Introduction to Dissolved Air Flotation (DAF)
Air supply, pressurising pump, retention tank, and flotation chamber are the four basic components of a flotation system.
The dissolved air flotation (DAF) technique works by bringing suspended particles to the liquid's surface. In most circumstances, DAF is a better option to sedimentation because it provides better ultimate water quality, faster startup, higher rates of operation, and thicker sludge, among other benefits. DAF systems also take up less space than conventional clarifiers, and its modular components make installation and setup a breeze.
Introduction to Aerobic waste water treatment systems
Aerobic wastewater treatment is a biological technique that breaks down organic impurities and other pollutants such as nitrogen and phosphorus using oxygen. A mechanical aeration device, such as an air blower or compressor, continuously mixes oxygen into the wastewater or sewage. The organic stuff in the wastewater is subsequently consumed by aerobic bacteria, which convert it to carbon dioxide and biomass, which may then be eliminated.
The aerobic treatment of wastewater and sewage can be accomplished using a variety of technologies. These are some of them:
v Activated Sludge: Organic matter is broken down by aerobic microorganisms in an aeration tank in traditional activated sludge. Biological flocs (sludge) are formed, and the cleaned water is separated from it in a sedimentation tank.
v Moving bed biofilm reactor (MBBR): Biofilm grows on plastic carriers suspended and circulated in an aeration tank in a moving bed biofilm reactor (MBBR). Retention sieves keep these in the tank.
v Membrane bioreactor (MBR): A cutting-edge technique that combines the activated sludge and membrane filtration processes.
Which are best DAF or Aerobic Wastewater Treatment systems?
1: Dissolved Air Flotation
Many drinking water treatment plant employ dissolved air flotation technology (also known as DAF water treatment equipment).
Since 2000, DAF water treatment has been used in more than 50 drinking water treatment plants across India. These plants can handle anything from 0.5 MGD to 290 MGD of wastewater.
Manufacturers of dissolved air flotation systems include a flotation tank, a recycling pump that draws recycle water from effluent water, and an air drum that saturates the recycle water with air. Feed water is pumped into the flotation tank, and effluent water is pumped out. The effluent water is pumped into an air drum with recycled water.
Compressed air is added into the recycle water as it passes through the air drum. The compressed air is forced to dissolve into the recycled water because the air drum is pressured. The recycled water is re-circulated into the flotation tank, where the pressure is decreased, allowing the dissolved air to escape. The bubbles cling to solid particles in the flotation tank's water and brings them to the surface, where they form a froth layer that a skimmer or lamella clarifier separates from the effluent water.
2: Aerobic Treatment Systems
A pretreatment step, an aeration stage, a settling stage, and a disinfection stage are all part of an aerobic treatment system.
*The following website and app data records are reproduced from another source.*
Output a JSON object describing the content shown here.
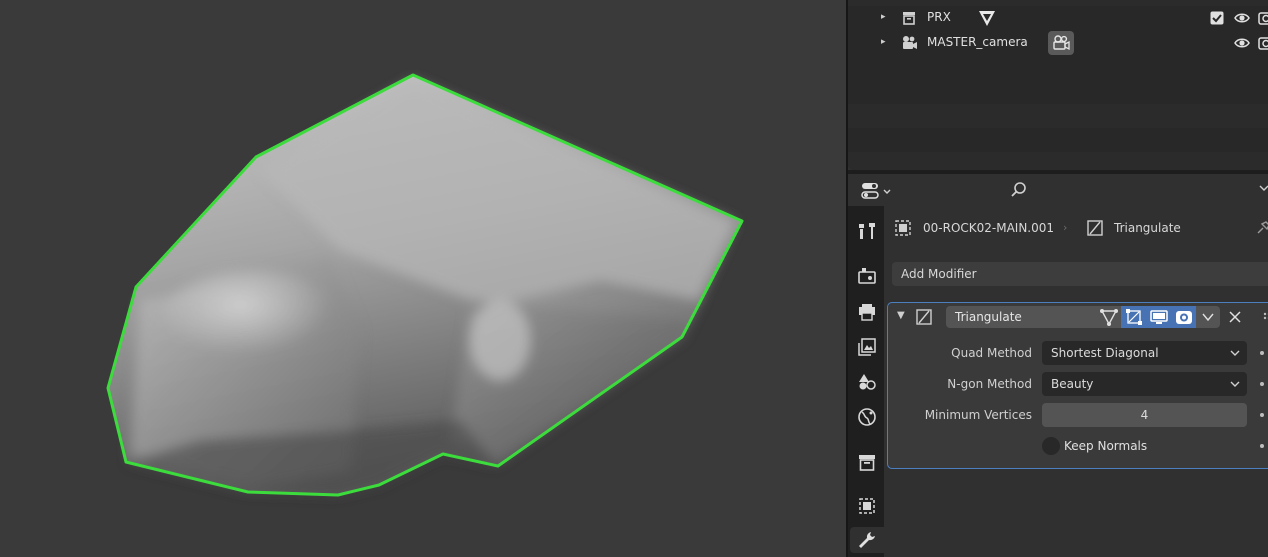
{
  "outliner": {
    "rows": [
      {
        "name": "PRX",
        "expand": "▸",
        "object_icon": "collection-icon",
        "data_icon": "mesh-data-icon",
        "checked": true
      },
      {
        "name": "MASTER_camera",
        "expand": "▸",
        "object_icon": "camera-object-icon",
        "data_icon": "camera-data-icon",
        "checked": false
      }
    ]
  },
  "properties": {
    "tabs": [
      "tool-tab",
      "render-tab",
      "output-tab",
      "view-layer-tab",
      "scene-tab",
      "world-tab",
      "collection-tab",
      "object-tab",
      "modifier-tab"
    ],
    "active_tab": "modifier-tab",
    "breadcrumb": {
      "object": "00-ROCK02-MAIN.001",
      "modifier": "Triangulate"
    },
    "add_modifier_label": "Add Modifier",
    "modifier": {
      "name": "Triangulate",
      "expanded": true,
      "quad_method": {
        "label": "Quad Method",
        "value": "Shortest Diagonal"
      },
      "ngon_method": {
        "label": "N-gon Method",
        "value": "Beauty"
      },
      "min_vertices": {
        "label": "Minimum Vertices",
        "value": "4"
      },
      "keep_normals": {
        "label": "Keep Normals",
        "checked": false
      }
    }
  },
  "viewport": {
    "selection_outline_color": "#3ddc3d"
  }
}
The aeration stage, which involves the introduction of air, is the most similar to a DAF wastewater system. A biomass digests biological wastes from the wastewater during the aeration step. The biomass must be exposed to air since digestion is an aerobic process, and the biomass thrives in an aerobic atmosphere.
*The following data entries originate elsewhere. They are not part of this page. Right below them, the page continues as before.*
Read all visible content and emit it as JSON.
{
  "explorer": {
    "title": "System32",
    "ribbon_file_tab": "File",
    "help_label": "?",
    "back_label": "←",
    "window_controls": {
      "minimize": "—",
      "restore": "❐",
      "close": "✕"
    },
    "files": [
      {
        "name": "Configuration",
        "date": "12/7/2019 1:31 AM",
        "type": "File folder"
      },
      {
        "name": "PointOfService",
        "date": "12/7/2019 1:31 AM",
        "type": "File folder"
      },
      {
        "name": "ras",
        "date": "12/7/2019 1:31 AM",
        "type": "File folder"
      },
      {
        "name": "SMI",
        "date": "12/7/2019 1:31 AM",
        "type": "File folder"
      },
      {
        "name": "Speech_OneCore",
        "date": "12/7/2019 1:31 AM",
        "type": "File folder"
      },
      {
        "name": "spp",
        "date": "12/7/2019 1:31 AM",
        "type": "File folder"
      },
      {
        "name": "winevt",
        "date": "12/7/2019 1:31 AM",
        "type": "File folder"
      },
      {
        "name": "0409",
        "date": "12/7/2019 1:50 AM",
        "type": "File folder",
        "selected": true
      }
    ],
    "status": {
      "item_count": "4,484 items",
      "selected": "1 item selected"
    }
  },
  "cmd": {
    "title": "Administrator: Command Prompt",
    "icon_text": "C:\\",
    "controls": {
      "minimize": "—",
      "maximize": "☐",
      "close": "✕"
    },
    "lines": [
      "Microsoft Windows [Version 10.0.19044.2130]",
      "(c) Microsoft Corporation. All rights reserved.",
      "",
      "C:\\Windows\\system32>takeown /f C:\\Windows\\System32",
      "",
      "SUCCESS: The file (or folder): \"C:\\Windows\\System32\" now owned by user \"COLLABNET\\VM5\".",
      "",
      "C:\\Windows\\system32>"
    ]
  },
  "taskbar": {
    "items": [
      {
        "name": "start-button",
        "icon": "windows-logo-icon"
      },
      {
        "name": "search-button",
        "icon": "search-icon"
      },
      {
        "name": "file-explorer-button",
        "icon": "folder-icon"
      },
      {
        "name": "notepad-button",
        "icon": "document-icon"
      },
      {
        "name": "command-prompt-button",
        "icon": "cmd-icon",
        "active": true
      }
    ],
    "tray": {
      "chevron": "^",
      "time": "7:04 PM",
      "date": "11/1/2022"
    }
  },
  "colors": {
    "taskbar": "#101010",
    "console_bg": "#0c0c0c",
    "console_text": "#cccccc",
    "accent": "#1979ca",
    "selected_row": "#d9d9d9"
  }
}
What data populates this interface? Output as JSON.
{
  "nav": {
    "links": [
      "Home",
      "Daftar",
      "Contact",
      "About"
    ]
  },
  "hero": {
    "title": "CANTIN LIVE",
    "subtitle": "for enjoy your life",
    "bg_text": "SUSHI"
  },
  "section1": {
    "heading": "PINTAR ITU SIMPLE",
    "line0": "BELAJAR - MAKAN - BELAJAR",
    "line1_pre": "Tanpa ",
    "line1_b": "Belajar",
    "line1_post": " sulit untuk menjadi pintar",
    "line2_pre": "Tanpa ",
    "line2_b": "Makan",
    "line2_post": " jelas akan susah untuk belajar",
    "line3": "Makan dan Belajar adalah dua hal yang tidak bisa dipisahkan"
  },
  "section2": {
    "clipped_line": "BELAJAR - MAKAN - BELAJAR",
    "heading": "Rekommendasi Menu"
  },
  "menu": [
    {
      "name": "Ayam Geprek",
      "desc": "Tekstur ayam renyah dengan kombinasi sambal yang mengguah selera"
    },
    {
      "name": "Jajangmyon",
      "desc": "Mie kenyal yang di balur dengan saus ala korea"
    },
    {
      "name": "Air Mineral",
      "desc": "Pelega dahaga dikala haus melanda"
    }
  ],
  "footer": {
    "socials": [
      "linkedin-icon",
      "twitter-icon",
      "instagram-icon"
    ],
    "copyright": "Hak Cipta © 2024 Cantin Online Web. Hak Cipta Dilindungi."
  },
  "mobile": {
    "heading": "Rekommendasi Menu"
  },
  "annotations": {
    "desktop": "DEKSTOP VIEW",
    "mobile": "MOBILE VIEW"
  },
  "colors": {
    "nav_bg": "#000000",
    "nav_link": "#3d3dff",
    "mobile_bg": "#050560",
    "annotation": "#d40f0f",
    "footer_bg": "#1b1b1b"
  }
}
The primary difference between aerobic treatment systems and dissolved air flotation systems is the purpose of the air that is added into the wastewater.Air is introduced to induce solids to float to the surface in a dissolved air flotation system, while air is introduced to promote biomass digestion of biological waste in wastewater in an aerobic treatment system.